"It saddens me to think we don't want immigrants," he said. "When I hear people talking about being afraid I think 'geez that's not who we are.'"

The motion by Councilwoman Regina Romero clarifies that legal immigrants are welcome in Tucson and will be protected. It's modeled after the city of Dayton, Ohio. The resolution passed with a 6-1 vote. Councilman Steve Kozachik was the lone 'no' vote. 9OYS reporter Marcelino Benito asked him if he felt such a resolution was necessary.

"No, it wasn't," he replied. "Our community knows what we're about. We showed it since our initial objection to SB 1070."

Kozachik says he voted no because of the Dayton model saying there are things Dayton does that would not work in Tucson and could do more harm than good.

"If the rest of the council wants to drive to Maricopa County and put this in Arpaio's office, I'll even drive the car," Kozachik said. "But we're already different then Maricopa County. What he's doing up there, doesn't reflect what we're doing here."

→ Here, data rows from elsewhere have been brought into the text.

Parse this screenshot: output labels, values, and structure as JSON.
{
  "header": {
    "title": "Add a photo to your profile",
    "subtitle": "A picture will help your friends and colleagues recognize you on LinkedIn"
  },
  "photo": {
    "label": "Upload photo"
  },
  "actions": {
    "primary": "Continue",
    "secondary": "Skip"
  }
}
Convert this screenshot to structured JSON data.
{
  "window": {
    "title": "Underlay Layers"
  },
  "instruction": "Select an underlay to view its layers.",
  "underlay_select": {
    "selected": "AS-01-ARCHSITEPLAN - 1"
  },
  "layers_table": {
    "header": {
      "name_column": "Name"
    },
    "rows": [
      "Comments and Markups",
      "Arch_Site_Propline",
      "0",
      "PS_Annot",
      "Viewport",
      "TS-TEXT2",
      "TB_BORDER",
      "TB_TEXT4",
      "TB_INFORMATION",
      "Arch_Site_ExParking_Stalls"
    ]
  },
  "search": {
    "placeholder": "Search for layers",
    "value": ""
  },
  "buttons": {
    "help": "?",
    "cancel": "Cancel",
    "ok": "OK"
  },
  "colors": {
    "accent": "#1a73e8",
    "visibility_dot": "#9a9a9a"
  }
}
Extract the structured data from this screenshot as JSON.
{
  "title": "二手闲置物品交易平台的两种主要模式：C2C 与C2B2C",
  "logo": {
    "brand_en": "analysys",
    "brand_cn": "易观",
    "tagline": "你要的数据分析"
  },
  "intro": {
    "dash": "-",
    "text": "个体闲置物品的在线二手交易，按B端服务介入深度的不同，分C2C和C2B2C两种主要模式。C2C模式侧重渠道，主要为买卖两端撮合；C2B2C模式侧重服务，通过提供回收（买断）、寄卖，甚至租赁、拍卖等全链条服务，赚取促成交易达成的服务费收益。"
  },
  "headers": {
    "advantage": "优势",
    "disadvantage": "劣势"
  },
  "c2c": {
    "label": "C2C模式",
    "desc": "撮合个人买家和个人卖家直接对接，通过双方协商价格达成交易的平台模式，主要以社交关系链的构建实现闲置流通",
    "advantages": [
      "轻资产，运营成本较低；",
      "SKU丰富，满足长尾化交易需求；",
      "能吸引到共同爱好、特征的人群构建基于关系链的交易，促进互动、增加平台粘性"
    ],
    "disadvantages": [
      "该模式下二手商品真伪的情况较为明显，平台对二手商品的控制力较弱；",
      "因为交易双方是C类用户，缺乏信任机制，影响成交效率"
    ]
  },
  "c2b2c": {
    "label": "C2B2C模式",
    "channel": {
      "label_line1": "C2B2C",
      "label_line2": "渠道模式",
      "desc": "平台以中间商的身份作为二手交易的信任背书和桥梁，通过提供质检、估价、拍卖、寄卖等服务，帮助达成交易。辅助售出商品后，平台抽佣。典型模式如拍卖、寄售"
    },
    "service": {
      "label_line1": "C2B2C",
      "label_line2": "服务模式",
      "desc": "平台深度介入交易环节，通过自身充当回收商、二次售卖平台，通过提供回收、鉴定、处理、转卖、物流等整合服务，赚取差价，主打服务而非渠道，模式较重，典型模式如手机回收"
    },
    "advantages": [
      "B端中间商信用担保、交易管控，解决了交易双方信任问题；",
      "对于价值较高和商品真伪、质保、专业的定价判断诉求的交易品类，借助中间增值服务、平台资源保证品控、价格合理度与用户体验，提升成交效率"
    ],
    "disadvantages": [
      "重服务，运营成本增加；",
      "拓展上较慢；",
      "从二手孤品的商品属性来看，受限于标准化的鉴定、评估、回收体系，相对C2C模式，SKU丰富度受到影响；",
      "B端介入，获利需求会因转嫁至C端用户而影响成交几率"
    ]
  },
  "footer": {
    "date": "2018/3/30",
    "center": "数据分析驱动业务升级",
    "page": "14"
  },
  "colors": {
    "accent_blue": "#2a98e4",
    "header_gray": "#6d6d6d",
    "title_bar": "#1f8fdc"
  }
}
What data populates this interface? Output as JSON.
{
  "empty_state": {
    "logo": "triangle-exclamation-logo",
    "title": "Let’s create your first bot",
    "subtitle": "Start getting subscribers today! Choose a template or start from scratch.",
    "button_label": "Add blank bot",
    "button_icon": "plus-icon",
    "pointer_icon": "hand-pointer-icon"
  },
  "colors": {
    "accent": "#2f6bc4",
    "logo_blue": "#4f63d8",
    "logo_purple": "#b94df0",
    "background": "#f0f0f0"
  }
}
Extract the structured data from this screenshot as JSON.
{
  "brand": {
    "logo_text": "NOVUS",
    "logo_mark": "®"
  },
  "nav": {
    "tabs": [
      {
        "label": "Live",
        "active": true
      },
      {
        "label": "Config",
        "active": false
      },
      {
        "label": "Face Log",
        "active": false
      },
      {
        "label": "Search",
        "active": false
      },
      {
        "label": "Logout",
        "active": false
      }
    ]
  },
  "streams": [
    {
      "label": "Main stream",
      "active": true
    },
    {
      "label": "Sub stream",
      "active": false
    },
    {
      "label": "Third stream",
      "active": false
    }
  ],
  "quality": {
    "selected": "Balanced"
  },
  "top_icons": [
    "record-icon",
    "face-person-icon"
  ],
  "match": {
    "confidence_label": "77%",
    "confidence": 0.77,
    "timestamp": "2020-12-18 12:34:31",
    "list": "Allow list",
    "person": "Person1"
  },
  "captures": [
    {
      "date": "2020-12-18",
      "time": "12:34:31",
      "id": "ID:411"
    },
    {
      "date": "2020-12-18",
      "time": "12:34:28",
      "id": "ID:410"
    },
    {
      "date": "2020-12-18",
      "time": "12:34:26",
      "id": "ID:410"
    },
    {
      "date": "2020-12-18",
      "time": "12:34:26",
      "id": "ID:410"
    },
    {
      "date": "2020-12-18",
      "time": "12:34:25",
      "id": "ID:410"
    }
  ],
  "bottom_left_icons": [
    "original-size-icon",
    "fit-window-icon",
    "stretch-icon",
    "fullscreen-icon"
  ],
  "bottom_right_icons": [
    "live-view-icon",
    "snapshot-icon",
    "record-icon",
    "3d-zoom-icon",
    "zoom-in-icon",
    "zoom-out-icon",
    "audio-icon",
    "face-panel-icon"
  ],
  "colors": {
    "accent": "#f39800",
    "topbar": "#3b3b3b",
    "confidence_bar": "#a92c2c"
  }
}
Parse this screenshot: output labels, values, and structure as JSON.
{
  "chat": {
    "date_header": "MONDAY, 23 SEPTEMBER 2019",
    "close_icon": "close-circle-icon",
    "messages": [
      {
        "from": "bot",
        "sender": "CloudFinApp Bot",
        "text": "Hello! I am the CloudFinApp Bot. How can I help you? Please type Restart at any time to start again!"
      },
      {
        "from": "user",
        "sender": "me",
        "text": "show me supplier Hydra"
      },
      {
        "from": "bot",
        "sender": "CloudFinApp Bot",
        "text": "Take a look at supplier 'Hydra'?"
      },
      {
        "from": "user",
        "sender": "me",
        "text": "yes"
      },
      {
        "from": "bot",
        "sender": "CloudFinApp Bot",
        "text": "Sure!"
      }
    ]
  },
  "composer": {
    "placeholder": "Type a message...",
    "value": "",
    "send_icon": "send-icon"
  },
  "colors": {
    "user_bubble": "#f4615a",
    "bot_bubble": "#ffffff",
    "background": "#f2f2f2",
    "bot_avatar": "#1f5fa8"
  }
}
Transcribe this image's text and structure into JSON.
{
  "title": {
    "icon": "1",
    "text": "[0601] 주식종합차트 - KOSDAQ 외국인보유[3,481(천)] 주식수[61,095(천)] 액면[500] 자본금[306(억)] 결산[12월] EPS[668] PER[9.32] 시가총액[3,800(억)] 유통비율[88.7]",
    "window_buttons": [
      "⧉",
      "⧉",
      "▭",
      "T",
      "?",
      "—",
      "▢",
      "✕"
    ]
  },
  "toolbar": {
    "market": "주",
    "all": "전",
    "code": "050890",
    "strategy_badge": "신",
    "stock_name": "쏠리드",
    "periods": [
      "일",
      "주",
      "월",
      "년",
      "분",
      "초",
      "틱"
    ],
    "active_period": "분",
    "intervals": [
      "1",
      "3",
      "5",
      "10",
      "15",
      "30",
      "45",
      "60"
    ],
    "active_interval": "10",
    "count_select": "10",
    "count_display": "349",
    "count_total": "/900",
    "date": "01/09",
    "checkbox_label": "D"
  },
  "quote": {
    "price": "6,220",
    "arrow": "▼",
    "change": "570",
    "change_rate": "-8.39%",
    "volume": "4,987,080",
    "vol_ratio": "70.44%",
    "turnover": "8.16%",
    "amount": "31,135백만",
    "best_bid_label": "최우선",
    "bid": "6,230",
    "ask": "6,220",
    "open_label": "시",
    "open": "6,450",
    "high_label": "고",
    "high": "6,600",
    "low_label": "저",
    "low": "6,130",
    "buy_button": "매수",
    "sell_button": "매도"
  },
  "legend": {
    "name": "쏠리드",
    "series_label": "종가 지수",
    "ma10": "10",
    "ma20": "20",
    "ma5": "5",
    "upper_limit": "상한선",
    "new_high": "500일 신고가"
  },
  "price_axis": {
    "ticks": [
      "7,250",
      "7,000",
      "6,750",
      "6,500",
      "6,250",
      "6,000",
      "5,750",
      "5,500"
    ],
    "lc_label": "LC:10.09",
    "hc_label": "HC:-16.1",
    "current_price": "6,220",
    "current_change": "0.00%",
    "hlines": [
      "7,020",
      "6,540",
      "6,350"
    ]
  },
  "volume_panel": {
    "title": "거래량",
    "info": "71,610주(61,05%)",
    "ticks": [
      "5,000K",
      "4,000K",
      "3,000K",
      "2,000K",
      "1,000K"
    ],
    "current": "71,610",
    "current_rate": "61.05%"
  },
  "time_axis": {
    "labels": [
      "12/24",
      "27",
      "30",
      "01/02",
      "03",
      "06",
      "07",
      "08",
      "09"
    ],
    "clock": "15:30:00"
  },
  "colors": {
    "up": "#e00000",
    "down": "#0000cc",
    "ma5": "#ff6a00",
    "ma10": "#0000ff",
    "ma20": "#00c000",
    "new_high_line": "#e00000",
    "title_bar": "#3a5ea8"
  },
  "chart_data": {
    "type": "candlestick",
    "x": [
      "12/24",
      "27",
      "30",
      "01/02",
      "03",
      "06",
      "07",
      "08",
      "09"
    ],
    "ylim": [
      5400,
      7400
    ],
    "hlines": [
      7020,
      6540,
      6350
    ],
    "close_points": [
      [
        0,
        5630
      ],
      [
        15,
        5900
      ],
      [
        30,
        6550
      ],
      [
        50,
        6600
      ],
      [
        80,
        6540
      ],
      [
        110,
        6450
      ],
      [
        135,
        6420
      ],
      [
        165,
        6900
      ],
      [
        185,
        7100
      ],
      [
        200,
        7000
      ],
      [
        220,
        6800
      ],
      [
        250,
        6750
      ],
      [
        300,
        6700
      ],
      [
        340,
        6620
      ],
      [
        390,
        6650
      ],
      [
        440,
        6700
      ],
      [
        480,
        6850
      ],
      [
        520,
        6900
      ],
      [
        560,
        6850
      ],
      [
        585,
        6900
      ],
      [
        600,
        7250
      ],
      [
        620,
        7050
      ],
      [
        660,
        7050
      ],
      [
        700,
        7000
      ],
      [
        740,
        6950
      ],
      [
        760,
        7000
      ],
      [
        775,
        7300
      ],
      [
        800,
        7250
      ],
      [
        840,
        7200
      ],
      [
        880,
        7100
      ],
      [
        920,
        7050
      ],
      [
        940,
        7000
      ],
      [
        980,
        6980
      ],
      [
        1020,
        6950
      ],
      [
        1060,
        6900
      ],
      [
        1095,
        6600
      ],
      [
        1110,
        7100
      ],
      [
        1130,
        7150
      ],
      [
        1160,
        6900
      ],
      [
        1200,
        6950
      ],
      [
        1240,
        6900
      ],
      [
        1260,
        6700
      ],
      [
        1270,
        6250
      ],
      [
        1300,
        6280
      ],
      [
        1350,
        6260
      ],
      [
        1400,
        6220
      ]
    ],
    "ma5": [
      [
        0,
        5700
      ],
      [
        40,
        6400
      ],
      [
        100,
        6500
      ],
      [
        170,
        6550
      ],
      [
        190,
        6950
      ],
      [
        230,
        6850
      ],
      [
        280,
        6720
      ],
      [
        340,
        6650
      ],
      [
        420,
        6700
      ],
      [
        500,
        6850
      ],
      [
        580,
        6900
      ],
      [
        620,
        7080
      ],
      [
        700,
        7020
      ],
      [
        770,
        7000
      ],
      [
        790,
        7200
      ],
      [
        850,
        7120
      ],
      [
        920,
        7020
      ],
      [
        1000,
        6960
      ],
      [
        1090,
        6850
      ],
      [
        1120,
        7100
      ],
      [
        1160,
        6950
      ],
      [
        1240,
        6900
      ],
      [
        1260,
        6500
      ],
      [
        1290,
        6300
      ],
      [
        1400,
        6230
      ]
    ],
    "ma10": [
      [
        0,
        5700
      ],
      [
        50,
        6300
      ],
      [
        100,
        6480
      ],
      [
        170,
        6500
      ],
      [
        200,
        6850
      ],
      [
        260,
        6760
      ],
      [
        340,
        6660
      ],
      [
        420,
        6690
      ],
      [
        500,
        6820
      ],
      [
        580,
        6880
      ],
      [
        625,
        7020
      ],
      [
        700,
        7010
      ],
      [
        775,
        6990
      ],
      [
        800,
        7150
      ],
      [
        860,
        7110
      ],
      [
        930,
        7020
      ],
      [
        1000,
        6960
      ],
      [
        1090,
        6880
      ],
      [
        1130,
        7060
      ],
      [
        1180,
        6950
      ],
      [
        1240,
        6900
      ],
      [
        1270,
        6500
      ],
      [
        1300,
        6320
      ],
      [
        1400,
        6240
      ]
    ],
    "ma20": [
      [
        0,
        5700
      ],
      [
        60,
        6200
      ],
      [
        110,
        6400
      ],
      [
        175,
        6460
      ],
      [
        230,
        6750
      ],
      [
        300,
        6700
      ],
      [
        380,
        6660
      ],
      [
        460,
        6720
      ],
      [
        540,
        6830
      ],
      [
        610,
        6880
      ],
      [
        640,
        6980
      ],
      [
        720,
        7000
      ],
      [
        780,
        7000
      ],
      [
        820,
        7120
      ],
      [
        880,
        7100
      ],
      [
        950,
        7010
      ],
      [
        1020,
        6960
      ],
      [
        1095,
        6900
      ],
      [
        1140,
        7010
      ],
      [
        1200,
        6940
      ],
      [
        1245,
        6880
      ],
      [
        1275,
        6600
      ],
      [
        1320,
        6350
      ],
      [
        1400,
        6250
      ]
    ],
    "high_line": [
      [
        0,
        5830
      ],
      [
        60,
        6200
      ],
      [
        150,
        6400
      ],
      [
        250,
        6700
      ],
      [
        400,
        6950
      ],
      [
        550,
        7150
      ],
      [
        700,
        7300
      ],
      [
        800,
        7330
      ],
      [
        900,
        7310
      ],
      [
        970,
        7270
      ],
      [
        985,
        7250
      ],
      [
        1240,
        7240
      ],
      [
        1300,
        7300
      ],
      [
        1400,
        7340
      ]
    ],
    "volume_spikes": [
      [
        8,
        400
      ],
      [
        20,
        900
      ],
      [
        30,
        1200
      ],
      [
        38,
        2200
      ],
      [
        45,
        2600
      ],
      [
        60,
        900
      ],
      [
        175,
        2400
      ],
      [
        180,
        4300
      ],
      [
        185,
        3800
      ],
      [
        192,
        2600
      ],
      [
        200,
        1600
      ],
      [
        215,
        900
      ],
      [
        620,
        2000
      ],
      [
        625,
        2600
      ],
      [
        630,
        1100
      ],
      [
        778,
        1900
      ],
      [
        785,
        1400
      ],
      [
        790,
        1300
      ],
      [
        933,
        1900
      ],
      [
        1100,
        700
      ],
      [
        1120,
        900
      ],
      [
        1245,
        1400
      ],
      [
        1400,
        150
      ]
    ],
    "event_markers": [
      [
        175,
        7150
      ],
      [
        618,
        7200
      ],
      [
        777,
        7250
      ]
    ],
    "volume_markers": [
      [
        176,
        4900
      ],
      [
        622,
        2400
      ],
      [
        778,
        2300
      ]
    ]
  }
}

SB 1070 did impact local business. The resolution hopes to help turn those losses around. It's something the Tucson Hispanic Chamber of Commerce supports.

"I appreciate the spirit of the action that the City Council took yesterday," President Lea Marquez-Peterson said.

Everyone on both sides of the issue realize a few pieces of paper can't completely change an underlying anti-immigrant attitude.

"Just make a city immigrant-friendly doesn't take care of the problem," Fr. Oakham said. "We have a nationwide system that doesn't work. We need immigration reform and trying to fix it in an anti-immigrant environment is hard."

In the resolution, the council also expressed support for the Tucson Police Department and its commitment to protect all people living in the City of Tucson regardless of immigration status. The council also plans to host forums on racial profiling this Fall and plans to facilitate community conversations with key players before officially proclaiming Tucson an "Immigrant Welcoming" city.